Wine and fire were essential to the cult of Dionysus. The act of wine producing itself was recognized as a tale of the life and sorrow of the god. Picking and smashing the vines represent the way that the Titans tore Dionysus apart. That is why vinification was a mistery that was accompanied by sad songs.

Bendis was a godess worshiped in Southwestern Thrace. She was typically presented as a hunter, wrapped with leather with boots and a fox fur hat. She holds a spear, a bow or a net and she is often accompanied by a hunting dog. In Greek mythology boots are a symbol of speed. Bendis is different from her Greek analogies in that she wears a fox hat.

Vine and Haberlea rhodopensis (the Orpheus’ flower) were objects of cult for the Bessi. Wine and flame were believed to cause euphoria. Worshippers would divine by pouring wine on the altar and observing the height of the blaze. Svetonii Tranquil and Herodotus described these rituals. Other tribes would also burn the sacrificed animal on the altar. They believed that if the flames were vigorous, the year would be fruitful.

Legacy[edit]

Trakiya Heights in Antarctica "are named after the historical region."[18]

See also[edit]

Notes[edit]
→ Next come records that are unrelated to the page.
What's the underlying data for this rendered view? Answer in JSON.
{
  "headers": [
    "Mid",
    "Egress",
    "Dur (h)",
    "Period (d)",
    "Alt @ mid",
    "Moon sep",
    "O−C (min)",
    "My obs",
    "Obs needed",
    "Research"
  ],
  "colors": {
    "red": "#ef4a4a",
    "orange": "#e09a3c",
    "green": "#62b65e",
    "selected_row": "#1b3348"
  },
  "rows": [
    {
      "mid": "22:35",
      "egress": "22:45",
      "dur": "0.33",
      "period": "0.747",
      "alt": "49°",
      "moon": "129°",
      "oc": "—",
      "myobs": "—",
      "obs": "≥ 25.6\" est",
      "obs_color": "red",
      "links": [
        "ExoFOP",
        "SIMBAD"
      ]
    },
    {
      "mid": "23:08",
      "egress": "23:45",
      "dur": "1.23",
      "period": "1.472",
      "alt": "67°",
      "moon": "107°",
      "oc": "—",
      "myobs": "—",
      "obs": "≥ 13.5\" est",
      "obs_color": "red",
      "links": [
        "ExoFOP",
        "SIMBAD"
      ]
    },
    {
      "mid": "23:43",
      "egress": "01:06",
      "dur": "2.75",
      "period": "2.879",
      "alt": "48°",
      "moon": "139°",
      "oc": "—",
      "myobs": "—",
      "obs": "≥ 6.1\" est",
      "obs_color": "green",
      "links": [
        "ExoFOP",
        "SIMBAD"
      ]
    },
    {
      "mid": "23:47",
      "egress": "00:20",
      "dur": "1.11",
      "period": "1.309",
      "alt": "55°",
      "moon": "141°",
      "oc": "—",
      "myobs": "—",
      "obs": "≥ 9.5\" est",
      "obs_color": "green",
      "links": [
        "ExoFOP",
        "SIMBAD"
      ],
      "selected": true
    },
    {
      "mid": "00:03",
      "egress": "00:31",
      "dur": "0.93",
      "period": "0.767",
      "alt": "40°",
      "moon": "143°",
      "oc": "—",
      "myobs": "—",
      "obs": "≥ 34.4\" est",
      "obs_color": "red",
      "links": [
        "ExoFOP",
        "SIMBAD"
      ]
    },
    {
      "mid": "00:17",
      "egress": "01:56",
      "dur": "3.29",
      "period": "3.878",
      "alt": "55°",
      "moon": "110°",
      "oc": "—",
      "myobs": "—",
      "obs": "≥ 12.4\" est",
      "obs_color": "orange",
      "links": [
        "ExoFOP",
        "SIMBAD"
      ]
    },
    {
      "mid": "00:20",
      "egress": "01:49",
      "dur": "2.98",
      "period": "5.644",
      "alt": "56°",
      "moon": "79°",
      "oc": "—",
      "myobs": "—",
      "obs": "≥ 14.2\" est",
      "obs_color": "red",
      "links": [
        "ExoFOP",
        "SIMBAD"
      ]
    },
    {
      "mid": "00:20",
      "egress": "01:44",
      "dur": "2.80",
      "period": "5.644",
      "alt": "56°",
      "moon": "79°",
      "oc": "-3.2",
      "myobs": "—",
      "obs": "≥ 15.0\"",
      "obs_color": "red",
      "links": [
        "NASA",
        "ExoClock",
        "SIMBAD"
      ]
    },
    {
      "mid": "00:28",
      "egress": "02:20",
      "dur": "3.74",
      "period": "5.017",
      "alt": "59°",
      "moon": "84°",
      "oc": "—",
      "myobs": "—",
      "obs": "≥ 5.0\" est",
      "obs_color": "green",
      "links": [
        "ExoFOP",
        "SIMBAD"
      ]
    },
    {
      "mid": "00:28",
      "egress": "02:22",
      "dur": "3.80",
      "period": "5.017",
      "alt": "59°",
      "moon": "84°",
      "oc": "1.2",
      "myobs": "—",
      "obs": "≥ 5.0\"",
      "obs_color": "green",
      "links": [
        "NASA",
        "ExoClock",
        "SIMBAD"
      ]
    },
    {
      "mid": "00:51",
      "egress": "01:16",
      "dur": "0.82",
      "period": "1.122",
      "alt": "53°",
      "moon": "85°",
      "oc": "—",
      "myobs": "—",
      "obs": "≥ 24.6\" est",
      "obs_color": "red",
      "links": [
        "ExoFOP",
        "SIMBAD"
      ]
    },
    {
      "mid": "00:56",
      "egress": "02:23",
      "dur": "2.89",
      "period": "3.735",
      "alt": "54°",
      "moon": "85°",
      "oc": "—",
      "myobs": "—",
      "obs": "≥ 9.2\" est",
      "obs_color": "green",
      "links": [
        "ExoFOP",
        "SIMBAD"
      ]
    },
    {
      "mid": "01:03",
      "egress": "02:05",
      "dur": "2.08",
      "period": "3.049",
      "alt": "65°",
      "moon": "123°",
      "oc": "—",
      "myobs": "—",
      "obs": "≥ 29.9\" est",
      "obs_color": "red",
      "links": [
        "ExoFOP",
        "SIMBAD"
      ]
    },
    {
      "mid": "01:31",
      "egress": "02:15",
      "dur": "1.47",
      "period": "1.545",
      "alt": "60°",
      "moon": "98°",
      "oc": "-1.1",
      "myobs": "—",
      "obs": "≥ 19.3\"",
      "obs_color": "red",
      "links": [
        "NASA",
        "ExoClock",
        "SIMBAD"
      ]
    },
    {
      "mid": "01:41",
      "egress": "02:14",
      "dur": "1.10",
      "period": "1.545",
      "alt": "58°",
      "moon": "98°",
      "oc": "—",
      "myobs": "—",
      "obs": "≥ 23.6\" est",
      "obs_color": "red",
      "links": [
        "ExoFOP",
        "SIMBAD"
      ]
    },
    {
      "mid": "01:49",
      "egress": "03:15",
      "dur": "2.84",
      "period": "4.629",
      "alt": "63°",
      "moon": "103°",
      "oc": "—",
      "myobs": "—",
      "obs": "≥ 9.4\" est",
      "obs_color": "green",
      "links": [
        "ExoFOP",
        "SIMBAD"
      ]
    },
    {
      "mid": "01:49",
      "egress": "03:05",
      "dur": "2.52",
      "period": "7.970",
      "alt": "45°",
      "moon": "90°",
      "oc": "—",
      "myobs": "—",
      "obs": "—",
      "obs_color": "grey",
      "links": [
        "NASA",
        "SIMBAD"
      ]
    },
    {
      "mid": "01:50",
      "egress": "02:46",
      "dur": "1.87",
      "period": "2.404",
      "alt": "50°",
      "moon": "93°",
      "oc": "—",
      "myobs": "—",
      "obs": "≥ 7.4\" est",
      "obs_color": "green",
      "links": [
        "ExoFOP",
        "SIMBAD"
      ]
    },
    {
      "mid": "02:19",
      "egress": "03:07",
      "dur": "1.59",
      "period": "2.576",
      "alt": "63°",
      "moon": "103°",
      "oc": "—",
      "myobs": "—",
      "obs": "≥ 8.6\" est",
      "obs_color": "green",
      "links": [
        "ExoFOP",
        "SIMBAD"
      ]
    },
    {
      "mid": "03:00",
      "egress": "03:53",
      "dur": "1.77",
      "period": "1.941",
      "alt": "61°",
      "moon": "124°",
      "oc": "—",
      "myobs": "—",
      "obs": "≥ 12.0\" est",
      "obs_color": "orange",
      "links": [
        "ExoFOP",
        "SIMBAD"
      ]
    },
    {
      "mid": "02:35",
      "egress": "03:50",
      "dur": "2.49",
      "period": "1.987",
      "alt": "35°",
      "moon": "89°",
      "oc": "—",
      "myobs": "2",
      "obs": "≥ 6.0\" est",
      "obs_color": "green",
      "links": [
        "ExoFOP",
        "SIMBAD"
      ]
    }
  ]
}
  1. ^ a b Θρᾴκη. Liddell, Henry George; Scott, Robert; A Greek–English Lexicon at the Perseus Project
  2. ^ a b BBC
  3. ^ Θρᾷξ. Liddell, Henry George; Scott, Robert; A Greek–English Lexicon at the Perseus Project
  4. ^ Pieter, Jan. Thracians and Mycenaeans: Proceedings of the Fourth International Congress. 
  5. ^ "The Plovdiv Project". 
  6. ^ Swinburne Carr, Thomas. The history and geography of Greece. p. 56. 
  7. ^ a b c Smith, Sir William (1857). Dictionary of Greek and Roman geography. London. p. 1176. 
  8. ^ Johann Joachim Eschenburg, Nathan Welby Fiske. Manual of classical literature. p. 20. 
  9. ^ Adam, Alexander. A summary of geography and history, both ancient and modern. p. 344. 
  10. ^ Joseph Roisman,Ian Worthington. "A companion to Ancient Macedonia" John Wiley & Sons, 2011. ISBN 144435163X p 343
  11. ^ The Cambridge Ancient History, Volume 3, Part 2: The Assyrian and Babylonian Empires and Other States of the Near East, from the Eighth to the Sixth Centuries BC by John Boardman, I. E. S. Edwards, E. Sollberger, and N. G. L. Hammond ,ISBN 0-521-22717-8,1992,page 597: "We have no way of knowing what the Thracians called themselves and if indeed they had a common name...Thus the name of Thracians and that of their country were given by the Greeks to a group of tribes occupying the territory..."
  12. ^ D. C. Samsaris, Le royaume client thrace aux temps de Tibere et la tutelle romaine de Trebellenus Rufus (Le stade transitif de la clientele a la provincialisation de la Thrace), Dodona 17 (1), 1988, p. 159-168
  13. ^ D. C. Samsaris, The Hellenization of Thrace during the Greek and Roman Antiquity (Diss. in Greek), Thessaloniki 1980, p. 26-36
  14. ^ D. C. Samsaris, Historical Geography of Western Thrace during the Roman Antiquity (in Greek), Thessaloniki 2005, p. 7-14
  15. ^ D. C. Samsaris, The Hellenization of Thrace, passim
  16. ^ D. C. Samsaris, The Hellenization of Thrace, p. 320-330
  17. ^ La Venjança catalana. Gran Enciclopèdia Catalana.
  18. ^ Trakiya Heights. SCAR Composite Antarctic Gazetteer.

References[edit]

  • Hoddinott, R. F., The Thracians, 1981.
  • Ilieva, Sonya, Thracology, 2001

External links[edit]